## Aim of the task
Select the lines of the records containing the word "number" and list them.

Data records
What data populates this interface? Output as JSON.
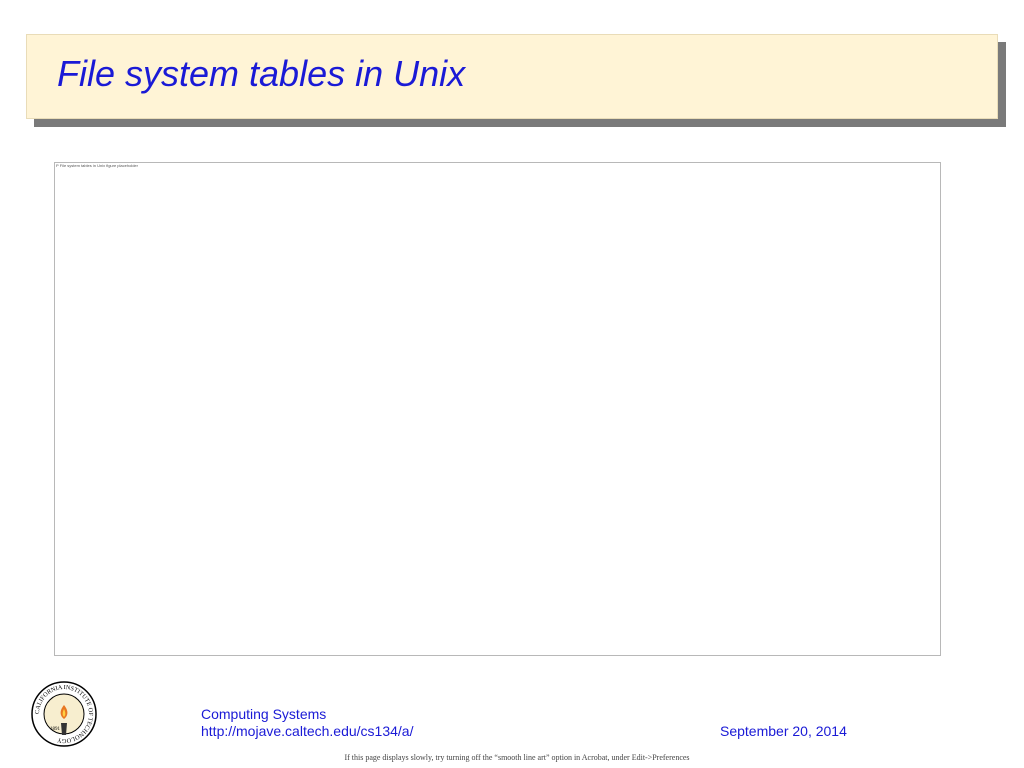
{
  "slide": {
    "title": "File system tables in Unix"
  },
  "figure": {
    "corner_mark": "P",
    "corner_caption": "File system tables in Unix figure placeholder"
  },
  "logo": {
    "icon": "caltech-seal-icon",
    "ring_text": "CALIFORNIA INSTITUTE OF TECHNOLOGY",
    "year": "1891"
  },
  "footer": {
    "course": "Computing Systems",
    "url": "http://mojave.caltech.edu/cs134/a/",
    "date": "September 20, 2014",
    "note": "If this page displays slowly, try turning off the “smooth line art” option in Acrobat, under Edit->Preferences"
  },
  "colors": {
    "title_text": "#1a1ad6",
    "title_background": "#fff4d6",
    "title_shadow": "#7a7a7a",
    "footer_text": "#1a1ad6"
  }
}
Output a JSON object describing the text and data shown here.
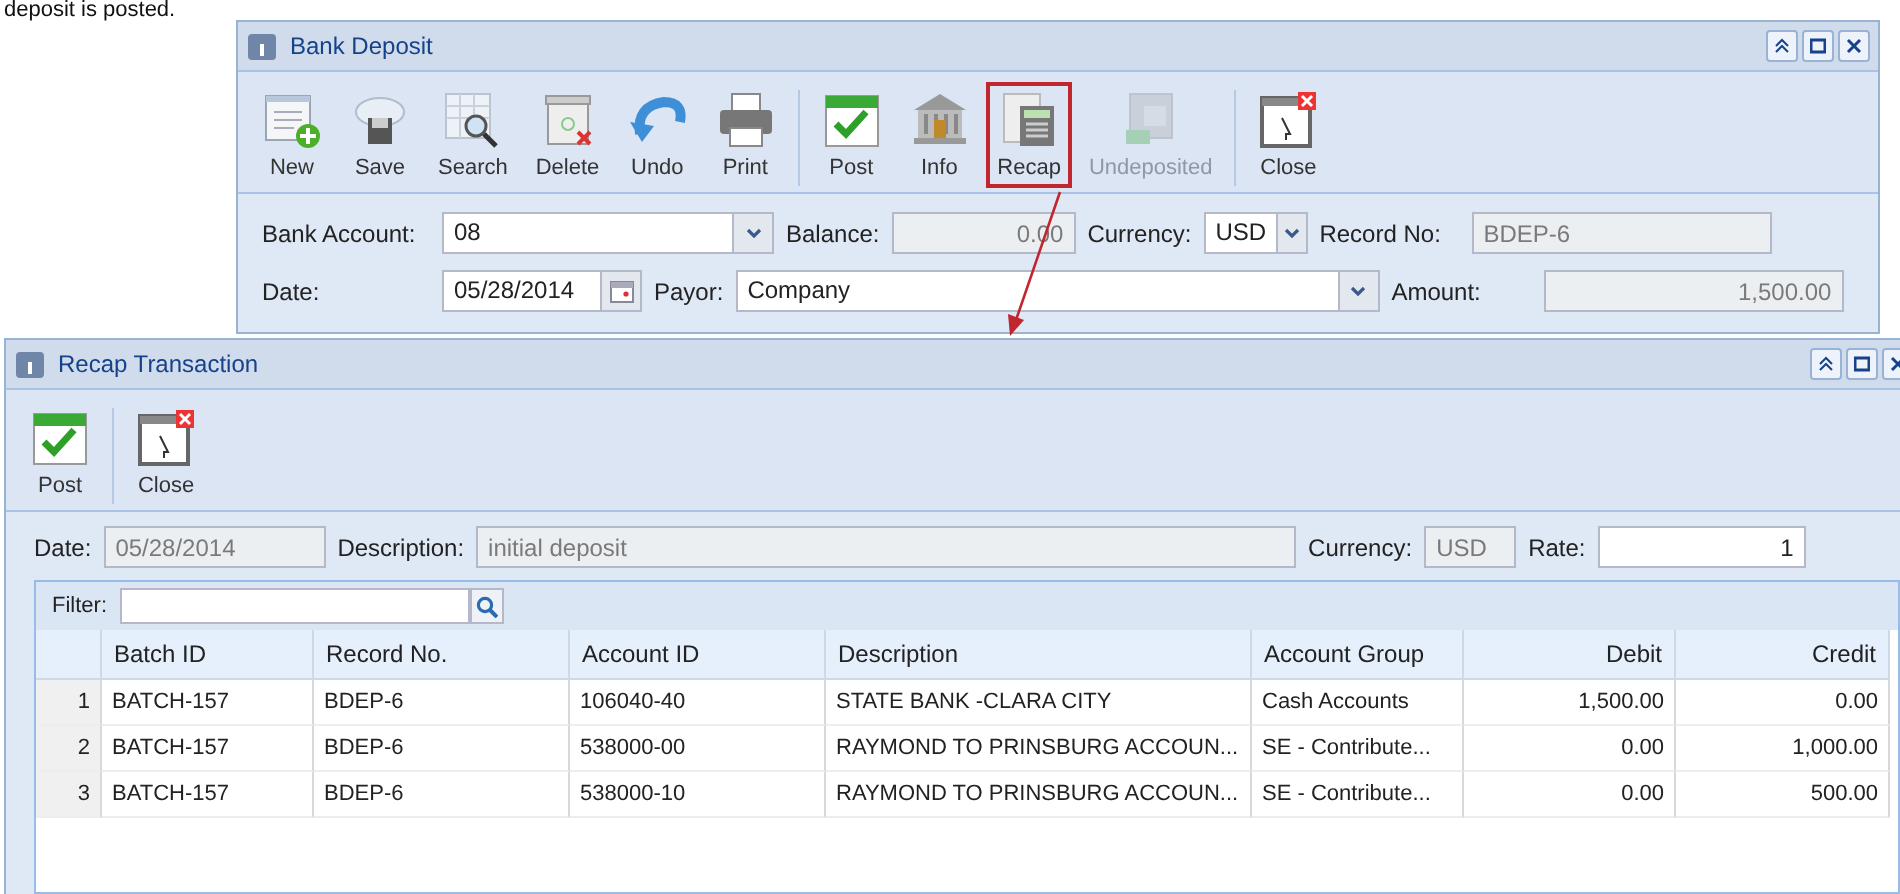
{
  "caption": "deposit is posted.",
  "bank_window": {
    "title": "Bank Deposit",
    "toolbar": [
      {
        "label": "New",
        "kind": "new",
        "disabled": false,
        "highlighted": false,
        "separator_before": false
      },
      {
        "label": "Save",
        "kind": "save",
        "disabled": false,
        "highlighted": false,
        "separator_before": false
      },
      {
        "label": "Search",
        "kind": "search",
        "disabled": false,
        "highlighted": false,
        "separator_before": false
      },
      {
        "label": "Delete",
        "kind": "delete",
        "disabled": false,
        "highlighted": false,
        "separator_before": false
      },
      {
        "label": "Undo",
        "kind": "undo",
        "disabled": false,
        "highlighted": false,
        "separator_before": false
      },
      {
        "label": "Print",
        "kind": "print",
        "disabled": false,
        "highlighted": false,
        "separator_before": false
      },
      {
        "label": "Post",
        "kind": "post",
        "disabled": false,
        "highlighted": false,
        "separator_before": true
      },
      {
        "label": "Info",
        "kind": "info",
        "disabled": false,
        "highlighted": false,
        "separator_before": false
      },
      {
        "label": "Recap",
        "kind": "recap",
        "disabled": false,
        "highlighted": true,
        "separator_before": false
      },
      {
        "label": "Undeposited",
        "kind": "undeposited",
        "disabled": true,
        "highlighted": false,
        "separator_before": false
      },
      {
        "label": "Close",
        "kind": "close",
        "disabled": false,
        "highlighted": false,
        "separator_before": true
      }
    ],
    "field_rows": [
      [
        {
          "label": "Bank Account:",
          "value": "08",
          "kind": "combo"
        },
        {
          "label": "Balance:",
          "value": "0.00",
          "kind": "number",
          "readonly": true
        },
        {
          "label": "Currency:",
          "value": "USD",
          "kind": "combo"
        },
        {
          "label": "Record No:",
          "value": "BDEP-6",
          "kind": "text",
          "readonly": true
        }
      ],
      [
        {
          "label": "Date:",
          "value": "05/28/2014",
          "kind": "date"
        },
        {
          "label": "Payor:",
          "value": "Company",
          "kind": "combo"
        },
        {
          "label": "Amount:",
          "value": "1,500.00",
          "kind": "number",
          "readonly": true
        }
      ]
    ]
  },
  "recap_window": {
    "title": "Recap Transaction",
    "toolbar": [
      {
        "label": "Post",
        "kind": "post",
        "disabled": false,
        "highlighted": false,
        "separator_before": false
      },
      {
        "label": "Close",
        "kind": "close",
        "disabled": false,
        "highlighted": false,
        "separator_before": true
      }
    ],
    "fields": [
      {
        "label": "Date:",
        "value": "05/28/2014",
        "readonly": true,
        "kind": "text"
      },
      {
        "label": "Description:",
        "value": "initial deposit",
        "readonly": true,
        "kind": "text"
      },
      {
        "label": "Currency:",
        "value": "USD",
        "readonly": true,
        "kind": "text"
      },
      {
        "label": "Rate:",
        "value": "1",
        "readonly": false,
        "kind": "number"
      }
    ],
    "filter": {
      "label": "Filter:"
    },
    "table": {
      "columns": [
        {
          "label": "Batch ID",
          "kind": "text"
        },
        {
          "label": "Record No.",
          "kind": "text"
        },
        {
          "label": "Account ID",
          "kind": "text"
        },
        {
          "label": "Description",
          "kind": "text"
        },
        {
          "label": "Account Group",
          "kind": "text"
        },
        {
          "label": "Debit",
          "kind": "number"
        },
        {
          "label": "Credit",
          "kind": "number"
        }
      ],
      "rows": [
        {
          "number": "1",
          "cells": [
            "BATCH-157",
            "BDEP-6",
            "106040-40",
            "STATE BANK -CLARA CITY",
            "Cash Accounts",
            "1,500.00",
            "0.00"
          ]
        },
        {
          "number": "2",
          "cells": [
            "BATCH-157",
            "BDEP-6",
            "538000-00",
            "RAYMOND TO PRINSBURG ACCOUN...",
            "SE - Contribute...",
            "0.00",
            "1,000.00"
          ]
        },
        {
          "number": "3",
          "cells": [
            "BATCH-157",
            "BDEP-6",
            "538000-10",
            "RAYMOND TO PRINSBURG ACCOUN...",
            "SE - Contribute...",
            "0.00",
            "500.00"
          ]
        }
      ]
    }
  }
}
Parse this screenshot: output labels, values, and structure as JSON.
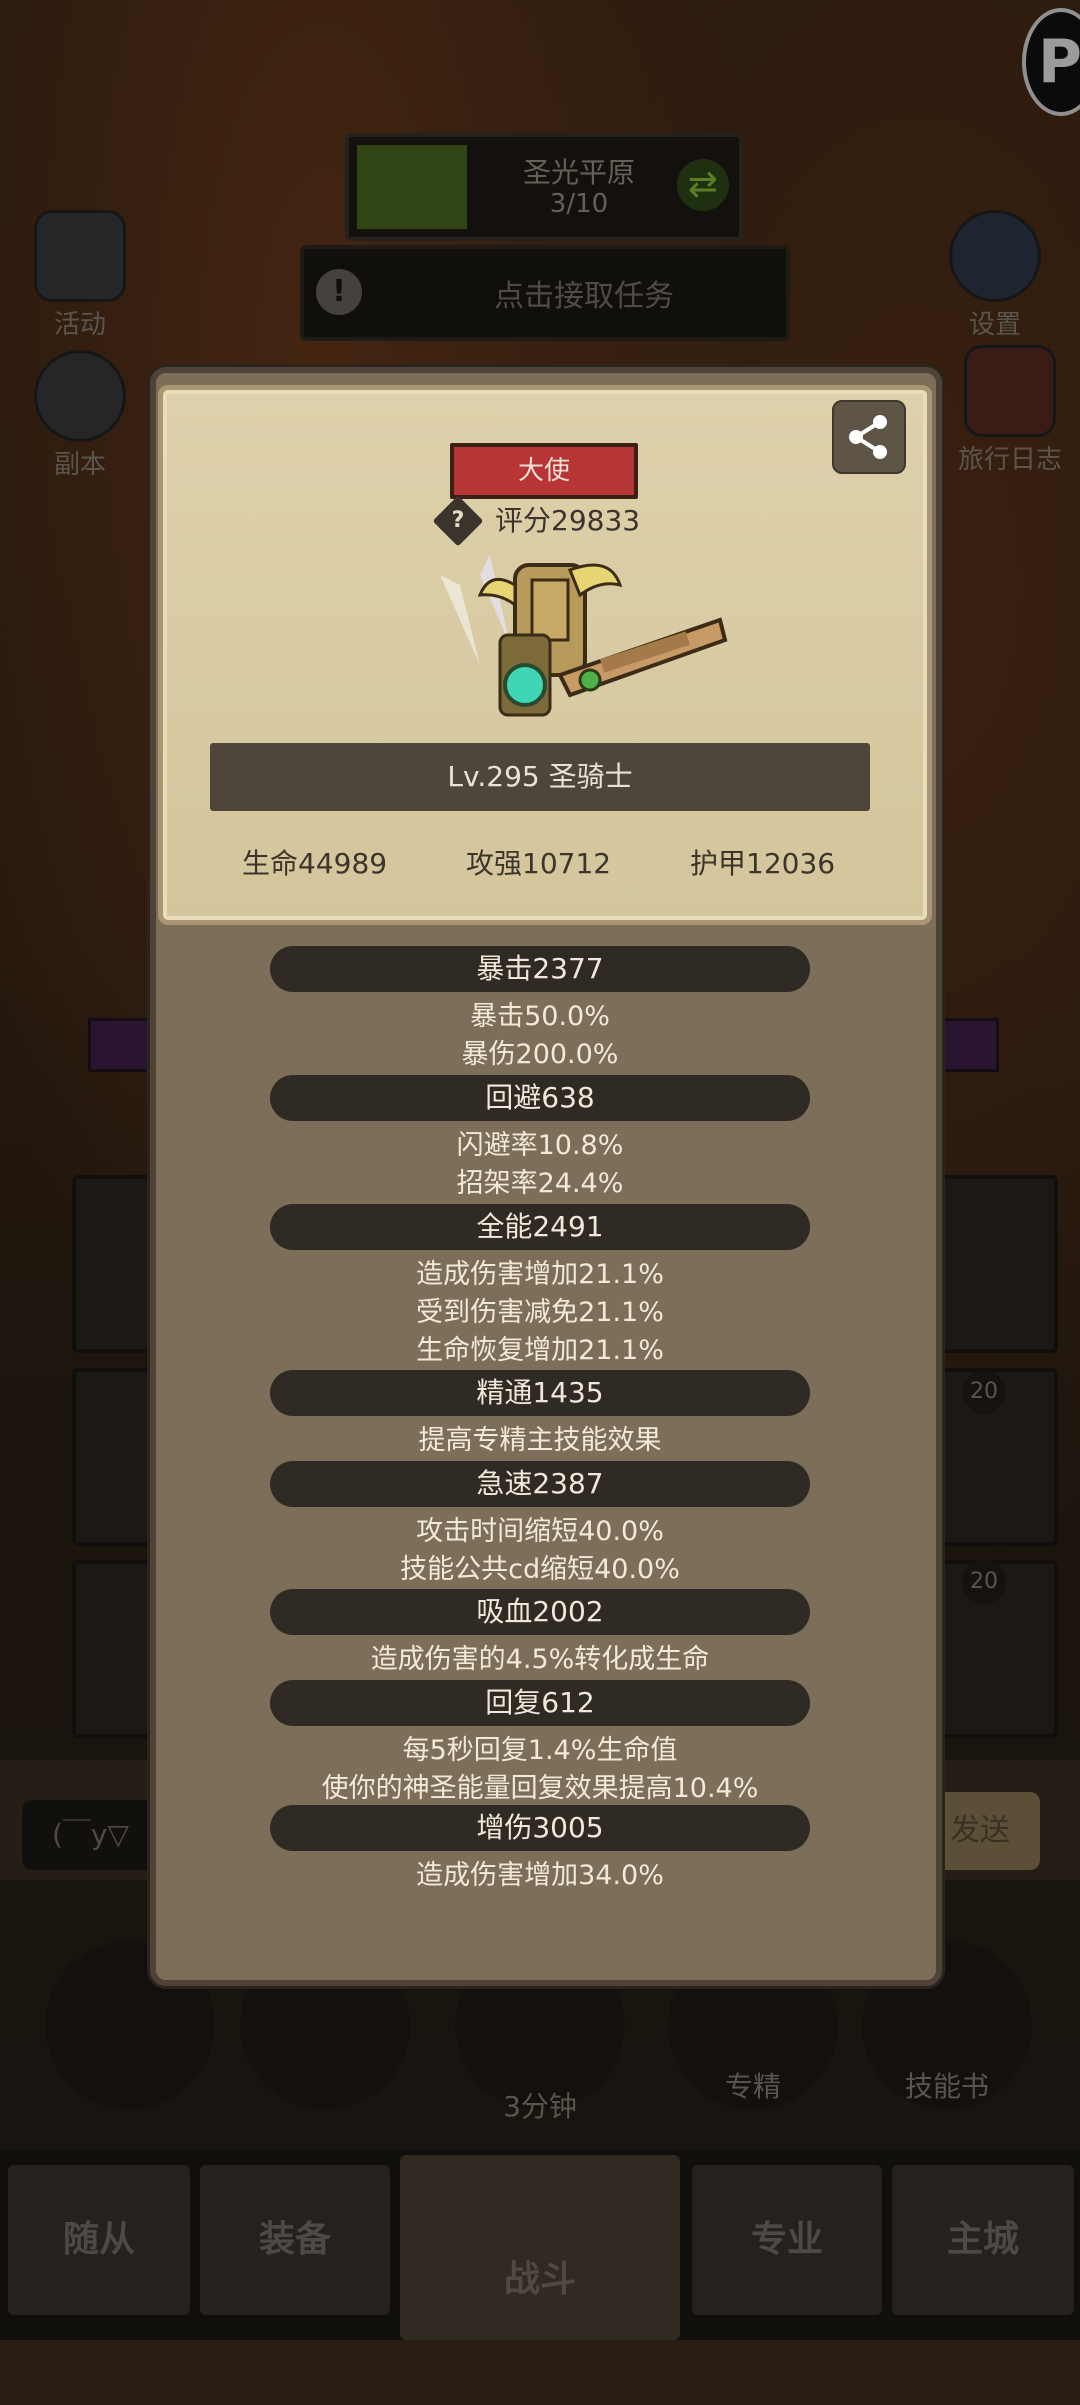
{
  "background": {
    "zone": {
      "name": "圣光平原",
      "progress": "3/10"
    },
    "task": {
      "label": "点击接取任务"
    },
    "left_buttons": [
      {
        "label": "活动",
        "icon": "activity-icon"
      },
      {
        "label": "副本",
        "icon": "dungeon-icon"
      }
    ],
    "right_buttons": [
      {
        "label": "设置",
        "icon": "gear-icon"
      },
      {
        "label": "旅行日志",
        "icon": "journal-icon"
      }
    ],
    "chat": {
      "input_value": "(￣y▽",
      "send_label": "发送"
    },
    "slot_badges": [
      "20",
      "20"
    ],
    "bottom_items": [
      {
        "label": "",
        "icon": "potion-icon"
      },
      {
        "label": "",
        "icon": "bread-icon"
      },
      {
        "label": "3分钟",
        "icon": "chest-icon"
      },
      {
        "label": "专精",
        "icon": "specialization-icon"
      },
      {
        "label": "技能书",
        "icon": "skill-book-icon"
      }
    ],
    "tabs": [
      {
        "label": "随从"
      },
      {
        "label": "装备"
      },
      {
        "label": "战斗",
        "active": true
      },
      {
        "label": "专业"
      },
      {
        "label": "主城"
      }
    ]
  },
  "profile": {
    "title_badge": "大使",
    "score": "评分29833",
    "level_class": "Lv.295 圣骑士",
    "stats": {
      "hp": "生命44989",
      "attack": "攻强10712",
      "armor": "护甲12036"
    }
  },
  "sections": [
    {
      "header": "暴击2377",
      "lines": [
        "暴击50.0%",
        "暴伤200.0%"
      ]
    },
    {
      "header": "回避638",
      "lines": [
        "闪避率10.8%",
        "招架率24.4%"
      ]
    },
    {
      "header": "全能2491",
      "lines": [
        "造成伤害增加21.1%",
        "受到伤害减免21.1%",
        "生命恢复增加21.1%"
      ]
    },
    {
      "header": "精通1435",
      "lines": [
        "提高专精主技能效果"
      ]
    },
    {
      "header": "急速2387",
      "lines": [
        "攻击时间缩短40.0%",
        "技能公共cd缩短40.0%"
      ]
    },
    {
      "header": "吸血2002",
      "lines": [
        "造成伤害的4.5%转化成生命"
      ]
    },
    {
      "header": "回复612",
      "lines": [
        "每5秒回复1.4%生命值",
        "使你的神圣能量回复效果提高10.4%"
      ]
    },
    {
      "header": "增伤3005",
      "lines": [
        "造成伤害增加34.0%"
      ]
    }
  ],
  "colors": {
    "title_badge": "#b73535",
    "panel": "#7d6e59",
    "parchment": "#d9caa3",
    "section_bar": "#2f2a24"
  }
}
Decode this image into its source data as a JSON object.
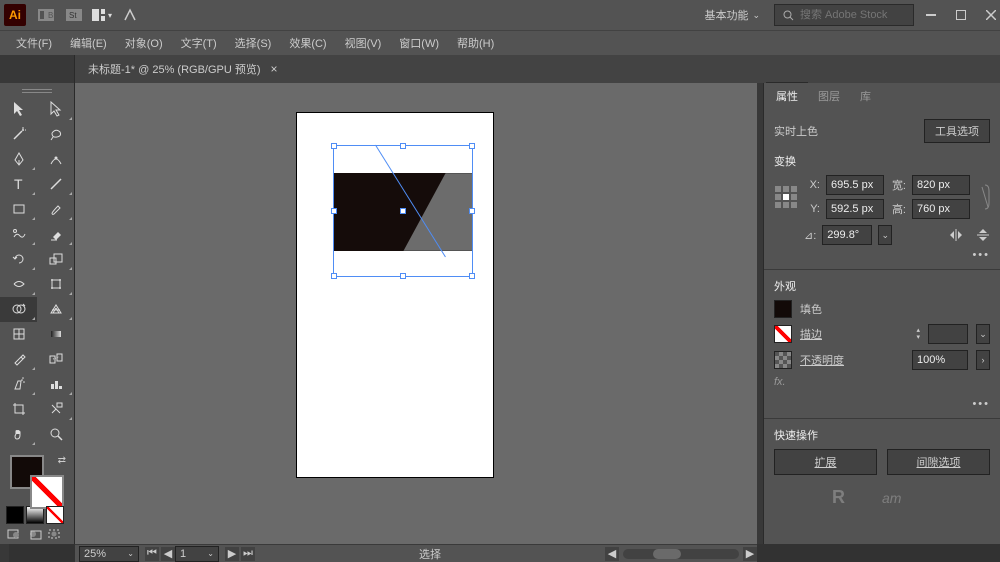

## Output of the exercise
          "kind": "number",
          "kind": "number",
        "kind": "number"
          "kind": "number"
          "kind": "number"
          "number": "1",
          "number": "2",
          "number": "3",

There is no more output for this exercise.